4. Facilitate the establishment of new, or cooperation with existing, international rules for management of tuna fishing capacity based on the principle that any introduction of new fishing capacity should be accompanied with removal of equivalent fishing capacity consistent with the FAO IPOA on Management of Fishing Capacity and the recommendations or rules of relevant RFMOs, while taking due note of the rights and obligations of developing countries;

5. Refrain from circumventing conservation and management measures by reflagging our fishing vessels to non-parties of relevant RFMOs and/or RFMO Parties with little to no ability to control their fishing vessels;

6. Support the Joint Meeting of Tuna RFMOs to be held in Japan in early 2007 to promote cooperation and coordination of tuna RFMOs and to achieve a global consistency in tuna conservation and management measures;

7. Urge RFMOs to ensure conservation and management of shark stocks on a scientific basis in accordance with their respective resolutions/recommendations and those of the United Nations and to promote full utilization of sharks retained on board and the elimination of directed shark fisheries conducted solely for the purpose of harvesting shark fins;

8. Actively cooperate with the relevant RFMOs to make the best attempts to reduce incidental catch of sea turtles and seabirds through the following actions:

> the collection of scientific data, including observer data whenever feasible,
> the development and implementation of practical measures for monitoring incidental catch including, among others, the introduction of electronic observer techniques, and
> the development and use of technology to reduce incidental catch and improve post-release survival rates for sea turtles;

9. Vigorously promote the immediate use of appropriate combinations of circle hooks and type of bait, including use on a trial basis, to reduce sea turtle incidental catch and improve post-release survival rate;

10. Vigorously promote the widespread use of proven techniques (such as tori poles, night setting, side setting, blue-dyed bait, etc.) to reduce seabird incidental catch, particularly, in areas with high rate of seabird incidental catch;

11. Reaffirm that the FAO and RFMOs are the organizations that have primary responsibility for addressing international tuna fisheries issues, and to encourage governments to ensure that consideration of such issues by other international frameworks, including the United Nations General Assembly, be conducted with the scientific and technical reviews by FAO and RFMOs; and

12. Continue, in every international arena, to challenge biased and unscientific accusations that attack environmentally responsible tuna fisheries.
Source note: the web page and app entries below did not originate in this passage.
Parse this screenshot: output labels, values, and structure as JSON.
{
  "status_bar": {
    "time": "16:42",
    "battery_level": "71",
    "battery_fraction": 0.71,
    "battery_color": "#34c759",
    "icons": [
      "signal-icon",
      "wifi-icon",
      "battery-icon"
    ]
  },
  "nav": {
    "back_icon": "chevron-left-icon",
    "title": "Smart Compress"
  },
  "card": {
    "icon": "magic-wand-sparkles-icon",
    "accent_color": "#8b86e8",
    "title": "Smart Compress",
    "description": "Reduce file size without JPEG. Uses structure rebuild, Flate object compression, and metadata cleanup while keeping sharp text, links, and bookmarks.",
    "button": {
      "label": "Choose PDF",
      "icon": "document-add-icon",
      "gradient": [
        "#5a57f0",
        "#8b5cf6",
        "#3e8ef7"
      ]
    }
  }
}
We will transmit this declaration to the Secretary-General of the United Nations, the Director-General of the Food and Agriculture Organization of the United Nations and relevant RFMOs for their consideration, and we will request that Governments, including the Governments of Japan and the United States, support fishers worldwide to implement this declaration.